● TRY IT: Could you give back the whole listing exactly as written?

DATA SHOWN START

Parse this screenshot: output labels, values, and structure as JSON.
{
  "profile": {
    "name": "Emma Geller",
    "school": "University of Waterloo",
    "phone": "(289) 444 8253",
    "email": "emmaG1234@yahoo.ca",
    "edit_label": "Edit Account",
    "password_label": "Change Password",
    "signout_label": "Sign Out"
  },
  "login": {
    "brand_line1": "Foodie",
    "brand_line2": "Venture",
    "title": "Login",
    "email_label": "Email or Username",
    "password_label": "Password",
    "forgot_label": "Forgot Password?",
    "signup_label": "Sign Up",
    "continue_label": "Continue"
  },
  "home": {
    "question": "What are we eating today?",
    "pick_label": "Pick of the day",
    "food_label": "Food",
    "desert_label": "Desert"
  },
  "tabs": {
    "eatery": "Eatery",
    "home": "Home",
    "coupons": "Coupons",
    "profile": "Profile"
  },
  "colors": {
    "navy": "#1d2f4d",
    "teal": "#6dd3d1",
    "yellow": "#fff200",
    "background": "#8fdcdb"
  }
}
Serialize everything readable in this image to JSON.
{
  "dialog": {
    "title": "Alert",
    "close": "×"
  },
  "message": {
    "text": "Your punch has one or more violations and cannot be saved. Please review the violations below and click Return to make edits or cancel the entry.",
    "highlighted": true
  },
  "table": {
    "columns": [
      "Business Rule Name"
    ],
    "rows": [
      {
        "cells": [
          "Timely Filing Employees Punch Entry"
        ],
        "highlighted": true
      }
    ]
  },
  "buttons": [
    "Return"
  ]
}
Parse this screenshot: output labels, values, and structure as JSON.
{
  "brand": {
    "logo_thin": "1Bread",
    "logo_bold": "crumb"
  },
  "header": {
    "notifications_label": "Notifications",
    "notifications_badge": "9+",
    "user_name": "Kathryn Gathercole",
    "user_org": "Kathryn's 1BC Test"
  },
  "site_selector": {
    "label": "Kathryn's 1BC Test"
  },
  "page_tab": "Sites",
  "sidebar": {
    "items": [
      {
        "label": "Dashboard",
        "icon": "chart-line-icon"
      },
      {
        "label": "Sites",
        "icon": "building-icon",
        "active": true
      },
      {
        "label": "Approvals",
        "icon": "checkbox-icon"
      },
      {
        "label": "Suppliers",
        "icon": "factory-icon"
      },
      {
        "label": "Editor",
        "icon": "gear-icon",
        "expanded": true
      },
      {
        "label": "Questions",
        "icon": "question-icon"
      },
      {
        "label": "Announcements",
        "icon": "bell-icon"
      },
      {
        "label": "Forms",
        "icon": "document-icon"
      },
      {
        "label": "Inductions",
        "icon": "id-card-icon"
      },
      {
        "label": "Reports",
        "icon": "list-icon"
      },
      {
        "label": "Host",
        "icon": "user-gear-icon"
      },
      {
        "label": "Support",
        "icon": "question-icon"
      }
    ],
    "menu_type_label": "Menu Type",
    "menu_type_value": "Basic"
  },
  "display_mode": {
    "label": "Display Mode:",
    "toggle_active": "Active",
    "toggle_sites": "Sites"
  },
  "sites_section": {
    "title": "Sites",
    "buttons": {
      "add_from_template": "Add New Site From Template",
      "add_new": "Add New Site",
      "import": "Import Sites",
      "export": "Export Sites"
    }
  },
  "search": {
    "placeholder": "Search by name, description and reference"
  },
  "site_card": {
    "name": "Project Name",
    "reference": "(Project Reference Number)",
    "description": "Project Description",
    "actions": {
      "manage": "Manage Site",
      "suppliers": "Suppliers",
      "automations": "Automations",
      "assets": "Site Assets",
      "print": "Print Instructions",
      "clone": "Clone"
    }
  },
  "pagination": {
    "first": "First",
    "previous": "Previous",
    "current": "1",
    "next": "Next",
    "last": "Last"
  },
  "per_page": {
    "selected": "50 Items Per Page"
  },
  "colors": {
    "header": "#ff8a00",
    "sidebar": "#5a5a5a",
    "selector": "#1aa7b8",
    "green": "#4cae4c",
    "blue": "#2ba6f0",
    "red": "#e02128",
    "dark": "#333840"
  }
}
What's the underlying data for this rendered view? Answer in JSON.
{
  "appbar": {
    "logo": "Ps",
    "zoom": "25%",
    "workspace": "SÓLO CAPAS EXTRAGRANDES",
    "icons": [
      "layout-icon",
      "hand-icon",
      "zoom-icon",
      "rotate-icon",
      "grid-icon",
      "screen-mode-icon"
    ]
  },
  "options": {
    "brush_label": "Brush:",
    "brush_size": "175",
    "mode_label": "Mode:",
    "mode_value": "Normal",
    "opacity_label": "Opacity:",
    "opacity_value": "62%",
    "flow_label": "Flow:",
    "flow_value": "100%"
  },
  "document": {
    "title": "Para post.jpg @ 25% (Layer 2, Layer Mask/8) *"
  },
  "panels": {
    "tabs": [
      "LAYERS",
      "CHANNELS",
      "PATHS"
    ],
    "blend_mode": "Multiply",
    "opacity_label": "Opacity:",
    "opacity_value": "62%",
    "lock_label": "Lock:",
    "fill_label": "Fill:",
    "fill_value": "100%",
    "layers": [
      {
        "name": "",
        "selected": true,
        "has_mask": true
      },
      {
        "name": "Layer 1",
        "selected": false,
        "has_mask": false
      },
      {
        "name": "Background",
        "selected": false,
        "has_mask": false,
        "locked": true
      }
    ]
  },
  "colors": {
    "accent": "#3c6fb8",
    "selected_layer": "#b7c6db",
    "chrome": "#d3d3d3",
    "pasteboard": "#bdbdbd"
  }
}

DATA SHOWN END

● ANSWER BELOW:
Parse this screenshot: output labels, values, and structure as JSON.
{
  "profile": {
    "name": "Emma Geller",
    "school": "University of Waterloo",
    "phone": "(289) 444 8253",
    "email": "emmaG1234@yahoo.ca",
    "edit_label": "Edit Account",
    "password_label": "Change Password",
    "signout_label": "Sign Out"
  },
  "login": {
    "brand_line1": "Foodie",
    "brand_line2": "Venture",
    "title": "Login",
    "email_label": "Email or Username",
    "password_label": "Password",
    "forgot_label": "Forgot Password?",
    "signup_label": "Sign Up",
    "continue_label": "Continue"
  },
  "home": {
    "question": "What are we eating today?",
    "pick_label": "Pick of the day",
    "food_label": "Food",
    "desert_label": "Desert"
  },
  "tabs": {
    "eatery": "Eatery",
    "home": "Home",
    "coupons": "Coupons",
    "profile": "Profile"
  },
  "colors": {
    "navy": "#1d2f4d",
    "teal": "#6dd3d1",
    "yellow": "#fff200",
    "background": "#8fdcdb"
  }
}
Serialize everything readable in this image to JSON.
{
  "dialog": {
    "title": "Alert",
    "close": "×"
  },
  "message": {
    "text": "Your punch has one or more violations and cannot be saved. Please review the violations below and click Return to make edits or cancel the entry.",
    "highlighted": true
  },
  "table": {
    "columns": [
      "Business Rule Name"
    ],
    "rows": [
      {
        "cells": [
          "Timely Filing Employees Punch Entry"
        ],
        "highlighted": true
      }
    ]
  },
  "buttons": [
    "Return"
  ]
}
Parse this screenshot: output labels, values, and structure as JSON.
{
  "brand": {
    "logo_thin": "1Bread",
    "logo_bold": "crumb"
  },
  "header": {
    "notifications_label": "Notifications",
    "notifications_badge": "9+",
    "user_name": "Kathryn Gathercole",
    "user_org": "Kathryn's 1BC Test"
  },
  "site_selector": {
    "label": "Kathryn's 1BC Test"
  },
  "page_tab": "Sites",
  "sidebar": {
    "items": [
      {
        "label": "Dashboard",
        "icon": "chart-line-icon"
      },
      {
        "label": "Sites",
        "icon": "building-icon",
        "active": true
      },
      {
        "label": "Approvals",
        "icon": "checkbox-icon"
      },
      {
        "label": "Suppliers",
        "icon": "factory-icon"
      },
      {
        "label": "Editor",
        "icon": "gear-icon",
        "expanded": true
      },
      {
        "label": "Questions",
        "icon": "question-icon"
      },
      {
        "label": "Announcements",
        "icon": "bell-icon"
      },
      {
        "label": "Forms",
        "icon": "document-icon"
      },
      {
        "label": "Inductions",
        "icon": "id-card-icon"
      },
      {
        "label": "Reports",
        "icon": "list-icon"
      },
      {
        "label": "Host",
        "icon": "user-gear-icon"
      },
      {
        "label": "Support",
        "icon": "question-icon"
      }
    ],
    "menu_type_label": "Menu Type",
    "menu_type_value": "Basic"
  },
  "display_mode": {
    "label": "Display Mode:",
    "toggle_active": "Active",
    "toggle_sites": "Sites"
  },
  "sites_section": {
    "title": "Sites",
    "buttons": {
      "add_from_template": "Add New Site From Template",
      "add_new": "Add New Site",
      "import": "Import Sites",
      "export": "Export Sites"
    }
  },
  "search": {
    "placeholder": "Search by name, description and reference"
  },
  "site_card": {
    "name": "Project Name",
    "reference": "(Project Reference Number)",
    "description": "Project Description",
    "actions": {
      "manage": "Manage Site",
      "suppliers": "Suppliers",
      "automations": "Automations",
      "assets": "Site Assets",
      "print": "Print Instructions",
      "clone": "Clone"
    }
  },
  "pagination": {
    "first": "First",
    "previous": "Previous",
    "current": "1",
    "next": "Next",
    "last": "Last"
  },
  "per_page": {
    "selected": "50 Items Per Page"
  },
  "colors": {
    "header": "#ff8a00",
    "sidebar": "#5a5a5a",
    "selector": "#1aa7b8",
    "green": "#4cae4c",
    "blue": "#2ba6f0",
    "red": "#e02128",
    "dark": "#333840"
  }
}
What's the underlying data for this rendered view? Answer in JSON.
{
  "appbar": {
    "logo": "Ps",
    "zoom": "25%",
    "workspace": "SÓLO CAPAS EXTRAGRANDES",
    "icons": [
      "layout-icon",
      "hand-icon",
      "zoom-icon",
      "rotate-icon",
      "grid-icon",
      "screen-mode-icon"
    ]
  },
  "options": {
    "brush_label": "Brush:",
    "brush_size": "175",
    "mode_label": "Mode:",
    "mode_value": "Normal",
    "opacity_label": "Opacity:",
    "opacity_value": "62%",
    "flow_label": "Flow:",
    "flow_value": "100%"
  },
  "document": {
    "title": "Para post.jpg @ 25% (Layer 2, Layer Mask/8) *"
  },
  "panels": {
    "tabs": [
      "LAYERS",
      "CHANNELS",
      "PATHS"
    ],
    "blend_mode": "Multiply",
    "opacity_label": "Opacity:",
    "opacity_value": "62%",
    "lock_label": "Lock:",
    "fill_label": "Fill:",
    "fill_value": "100%",
    "layers": [
      {
        "name": "",
        "selected": true,
        "has_mask": true
      },
      {
        "name": "Layer 1",
        "selected": false,
        "has_mask": false
      },
      {
        "name": "Background",
        "selected": false,
        "has_mask": false,
        "locked": true
      }
    ]
  },
  "colors": {
    "accent": "#3c6fb8",
    "selected_layer": "#b7c6db",
    "chrome": "#d3d3d3",
    "pasteboard": "#bdbdbd"
  }
}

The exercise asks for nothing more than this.